This is an article from the fall 2017 issue of LSA Magazine. Read more stories from the magazine.
Every culture has an idea of what it means to be magnanimous, says Professor of Psychology and Women’s Studies Ramaswami Mahalingam. “In my native language, it means to be a big-hearted person—that’s the direct translation. In our culture, that’s where the magnanimity is, in the interconnected self.”
By interconnected self, Mahalingam means having an emotional connection to the places and people around you. He also means making a connection to the world through your cellphone.
Cellphones are ubiquitous, indispensable, and they often get a bad rap, Mahalingam says. “The anti-cellphone camp laments that people are not talking to each other anymore, that people are constantly texting, that there’s a disconnect,” he says. “The other camp says cellphones make people more connected because they send each other pictures and catch up with friends on Facebook. They say our cellphones are actually good for us.”

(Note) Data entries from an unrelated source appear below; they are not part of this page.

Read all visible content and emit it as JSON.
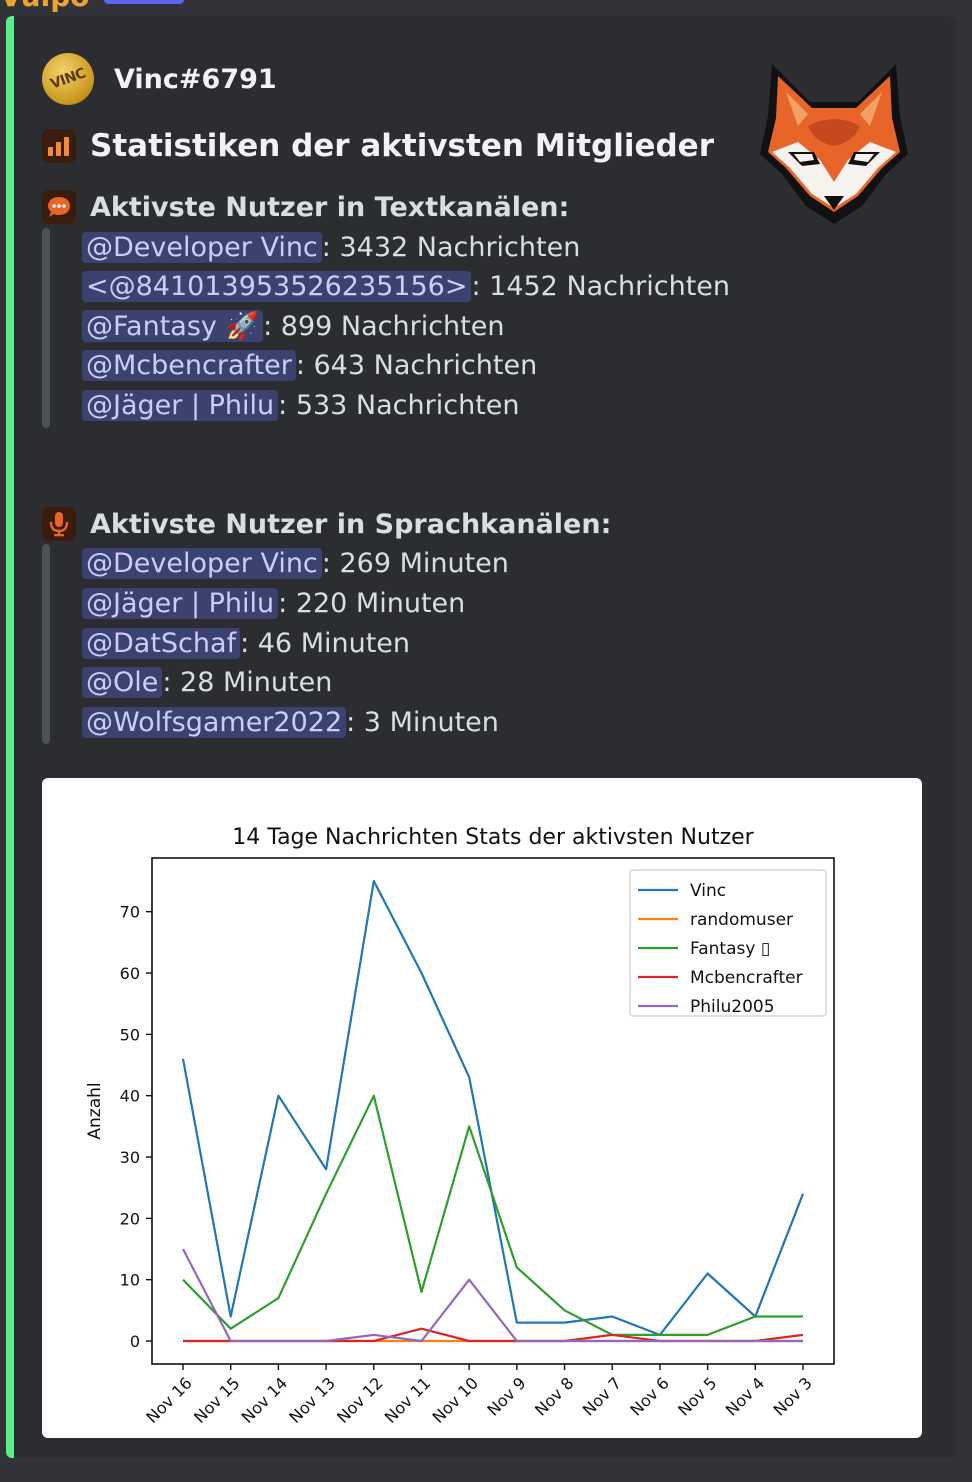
{
  "author": {
    "name": "Vinc#6791",
    "avatar_text": "VINC"
  },
  "embed": {
    "accent_color": "#57f287",
    "title": "Statistiken der aktivsten Mitglieder",
    "text_section": {
      "heading": "Aktivste Nutzer in Textkanälen:",
      "entries": [
        {
          "mention": "@Developer Vinc",
          "value": ": 3432 Nachrichten"
        },
        {
          "mention": "<@841013953526235156>",
          "value": ": 1452 Nachrichten"
        },
        {
          "mention": "@Fantasy 🚀",
          "value": ": 899 Nachrichten"
        },
        {
          "mention": "@Mcbencrafter",
          "value": ": 643 Nachrichten"
        },
        {
          "mention": "@Jäger | Philu",
          "value": ": 533 Nachrichten"
        }
      ]
    },
    "voice_section": {
      "heading": "Aktivste Nutzer in Sprachkanälen:",
      "entries": [
        {
          "mention": "@Developer Vinc",
          "value": ": 269 Minuten"
        },
        {
          "mention": "@Jäger | Philu",
          "value": ": 220 Minuten"
        },
        {
          "mention": "@DatSchaf",
          "value": ": 46 Minuten"
        },
        {
          "mention": "@Ole",
          "value": ": 28 Minuten"
        },
        {
          "mention": "@Wolfsgamer2022",
          "value": ": 3 Minuten"
        }
      ]
    }
  },
  "chart_data": {
    "type": "line",
    "title": "14 Tage Nachrichten Stats der aktivsten Nutzer",
    "xlabel": "",
    "ylabel": "Anzahl",
    "categories": [
      "Nov 16",
      "Nov 15",
      "Nov 14",
      "Nov 13",
      "Nov 12",
      "Nov 11",
      "Nov 10",
      "Nov 9",
      "Nov 8",
      "Nov 7",
      "Nov 6",
      "Nov 5",
      "Nov 4",
      "Nov 3"
    ],
    "yticks": [
      0,
      10,
      20,
      30,
      40,
      50,
      60,
      70
    ],
    "ylim": [
      -3.75,
      78.75
    ],
    "legend_position": "top-right",
    "grid": false,
    "series": [
      {
        "name": "Vinc",
        "color": "#1f77b4",
        "values": [
          46,
          4,
          40,
          28,
          75,
          60,
          43,
          3,
          3,
          4,
          1,
          11,
          4,
          24
        ]
      },
      {
        "name": "randomuser",
        "color": "#ff7f0e",
        "values": [
          0,
          0,
          0,
          0,
          0,
          0,
          0,
          0,
          0,
          0,
          0,
          0,
          0,
          0
        ]
      },
      {
        "name": "Fantasy ▯",
        "color": "#2ca02c",
        "values": [
          10,
          2,
          7,
          24,
          40,
          8,
          35,
          12,
          5,
          1,
          1,
          1,
          4,
          4
        ]
      },
      {
        "name": "Mcbencrafter",
        "color": "#d62728",
        "values": [
          0,
          0,
          0,
          0,
          0,
          2,
          0,
          0,
          0,
          1,
          0,
          0,
          0,
          1
        ]
      },
      {
        "name": "Philu2005",
        "color": "#9467bd",
        "values": [
          15,
          0,
          0,
          0,
          1,
          0,
          10,
          0,
          0,
          0,
          0,
          0,
          0,
          0
        ]
      }
    ]
  }
}
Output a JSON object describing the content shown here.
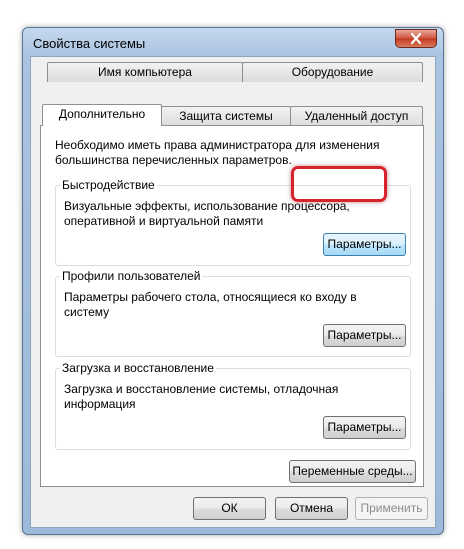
{
  "window": {
    "title": "Свойства системы"
  },
  "tabs_top": [
    "Имя компьютера",
    "Оборудование"
  ],
  "tabs_bottom": [
    "Дополнительно",
    "Защита системы",
    "Удаленный доступ"
  ],
  "intro_text": "Необходимо иметь права администратора для изменения большинства перечисленных параметров.",
  "performance": {
    "legend": "Быстродействие",
    "text": "Визуальные эффекты, использование процессора, оперативной и виртуальной памяти",
    "button": "Параметры..."
  },
  "profiles": {
    "legend": "Профили пользователей",
    "text": "Параметры рабочего стола, относящиеся ко входу в систему",
    "button": "Параметры..."
  },
  "startup": {
    "legend": "Загрузка и восстановление",
    "text": "Загрузка и восстановление системы, отладочная информация",
    "button": "Параметры..."
  },
  "env_button": "Переменные среды...",
  "footer": {
    "ok": "ОК",
    "cancel": "Отмена",
    "apply": "Применить"
  },
  "colors": {
    "highlight": "#d9232c",
    "close_button": "#c03a22"
  }
}
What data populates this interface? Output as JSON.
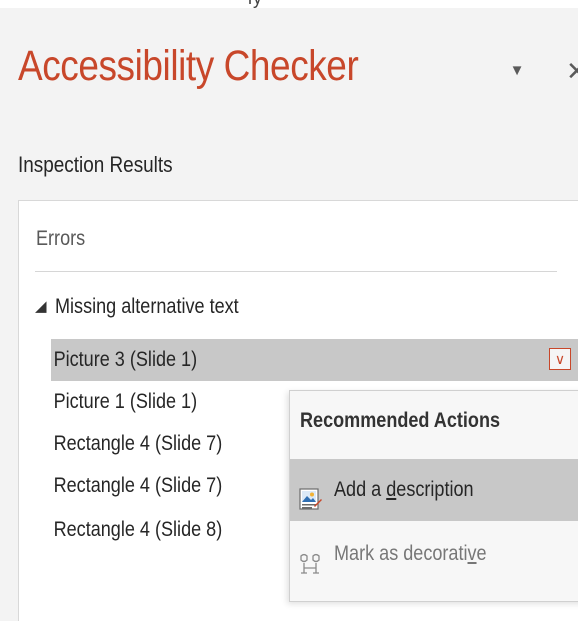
{
  "pane": {
    "title": "Accessibility Checker",
    "dropdown_glyph": "▼",
    "close_glyph": "✕",
    "title_color": "#c8472a"
  },
  "inspection": {
    "label": "Inspection Results",
    "errors_label": "Errors",
    "group": {
      "expand_glyph": "◢",
      "label": "Missing alternative text",
      "items": [
        {
          "label": "Picture 3  (Slide 1)",
          "selected": true
        },
        {
          "label": "Picture 1  (Slide 1)",
          "selected": false
        },
        {
          "label": "Rectangle 4  (Slide 7)",
          "selected": false
        },
        {
          "label": "Rectangle 4  (Slide 7)",
          "selected": false
        },
        {
          "label": "Rectangle 4  (Slide 8)",
          "selected": false
        }
      ]
    },
    "item_dropdown_glyph": "∨"
  },
  "recommended_actions": {
    "header": "Recommended Actions",
    "items": [
      {
        "pre": "Add a ",
        "accel": "d",
        "post": "escription",
        "icon": "picture-description-icon",
        "highlighted": true
      },
      {
        "pre": "Mark as decorati",
        "accel": "v",
        "post": "e",
        "icon": "mark-decorative-icon",
        "highlighted": false
      }
    ]
  },
  "icons": {
    "dropdown": "dropdown-arrow-icon",
    "close": "close-icon",
    "expand": "expand-triangle-icon"
  }
}
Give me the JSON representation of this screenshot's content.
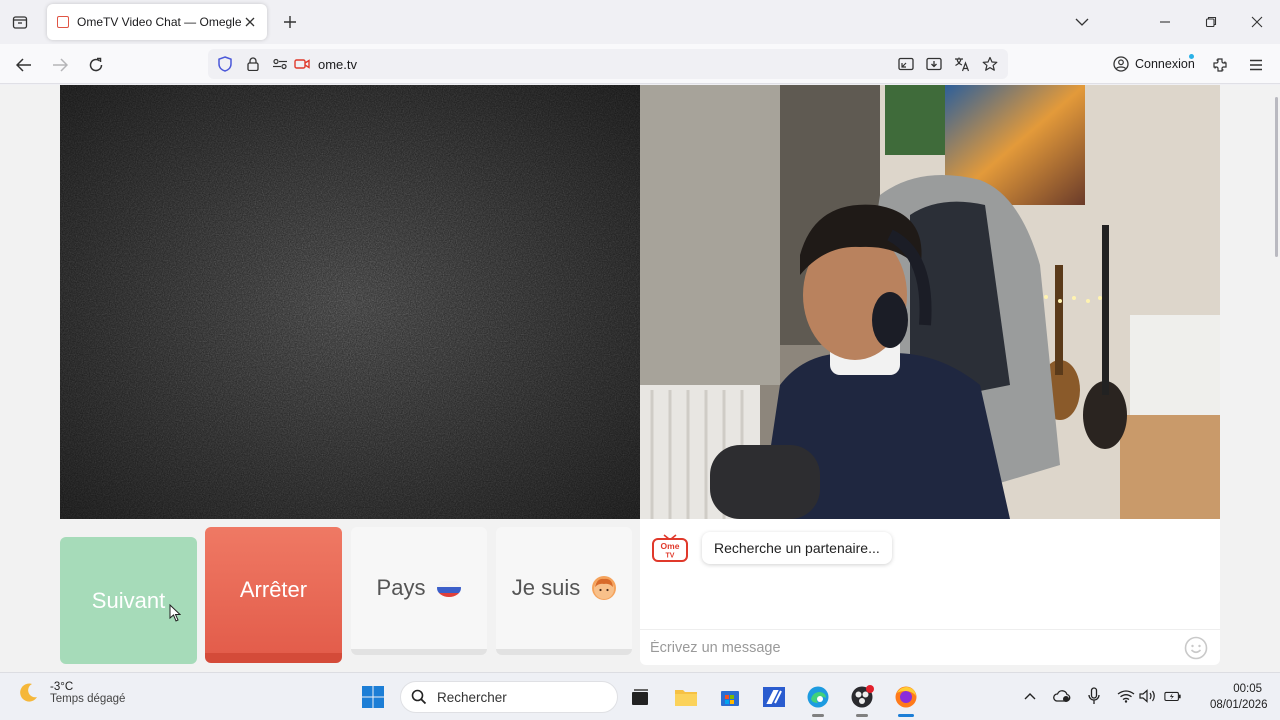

The truth, of course, is more complicated. It’s not surprising that what you do with your cellphone determines if it will have a positive or negative effect on your life. It may come as a surprise that Mahalingam’s research finds that whether you get a positive or a negative effect from your phone is partly dictated by how mindful and attentive you are when you are using it.
I Text, Therefore I Am
Mahalingam sees cellphones as portals through which we can create, transmit, and archive all of our various selves. They contain all of our identities — our professional selves and our romantic involvements and our private penchants for Scrabble or ’80s TV. As our phones have fused our diverse identities into a single device, they have created a state of hyperconnectivity. Everyone we’ve ever known and every place we’ve ever been is likely available, in some way, through our phones.
Cellphone technology has stripped away the time and distance the physical world once inserted between our various selves. Without it, we can, in theory, almost always be reached, and that quickly becomes exhausting.
Technology’s omnipresence isn’t going to fade anytime soon. As phones become smarter and more sophisticated, the notion that technology can actually merge with our bodies takes cyborgs out of science fiction and puts them into the not-too-distant future. Mahalingam believes this transition is already underway.
Apps, Mahalingam says, are already mediating human experiences. Our memories no longer live exclusively in our heads, and a fact we might once have held in our memories we now access through our phones. Mahalingam says that these changes aren’t necessarily a bad thing.
“On the one hand, there is a humanistic impulse to say, ‘Oh, it’s awful. The machines are in control,’” he says. “But the challenge lies in creating an awareness about how you think about everything, so when you do something habitual you become much more aware of it. As you become more deliberate, you use the phone more deliberately, too.”
One example that Mahalingam uses is the connection between cellphones and social comparison. If you scroll through Facebook or Instagram, for example, you might start thinking about how you measure up to other people in your feed, which research has found often leaves people feeling depressed.
“If you become more mindful of the connection between feeling sad and looking at Facebook, you become attuned to other social comparisons, too,” he says. The same is true for noticing generosity or kindness—the more attention you bring to bear on a thing, the more you notice it happening around you. And because cellphones are always with you, you can load apps that can prompt you throughout your day to notice and record thoughts or feelings and what’s happening around them. You can create an objective dataset you can use to guide your decisions. Such data open avenues for social research, too.
Mahalingam teaches a mindfulness class to undergraduates that stresses, among other things, mindful texting and noticing generosities around them. The effect of being more intentional about their phones means that students feel less compelled to look at their phones, which gives them more brain space to think about other things or connect more deeply with the person sitting next to them — not to mention engage with their studies.
“Ultimately, technology creates a broader set of tools to foster interconnection,” Mahalingam says. “It should help us see the expanse of who we are, and to adapt to changes with magnanimity and grace.”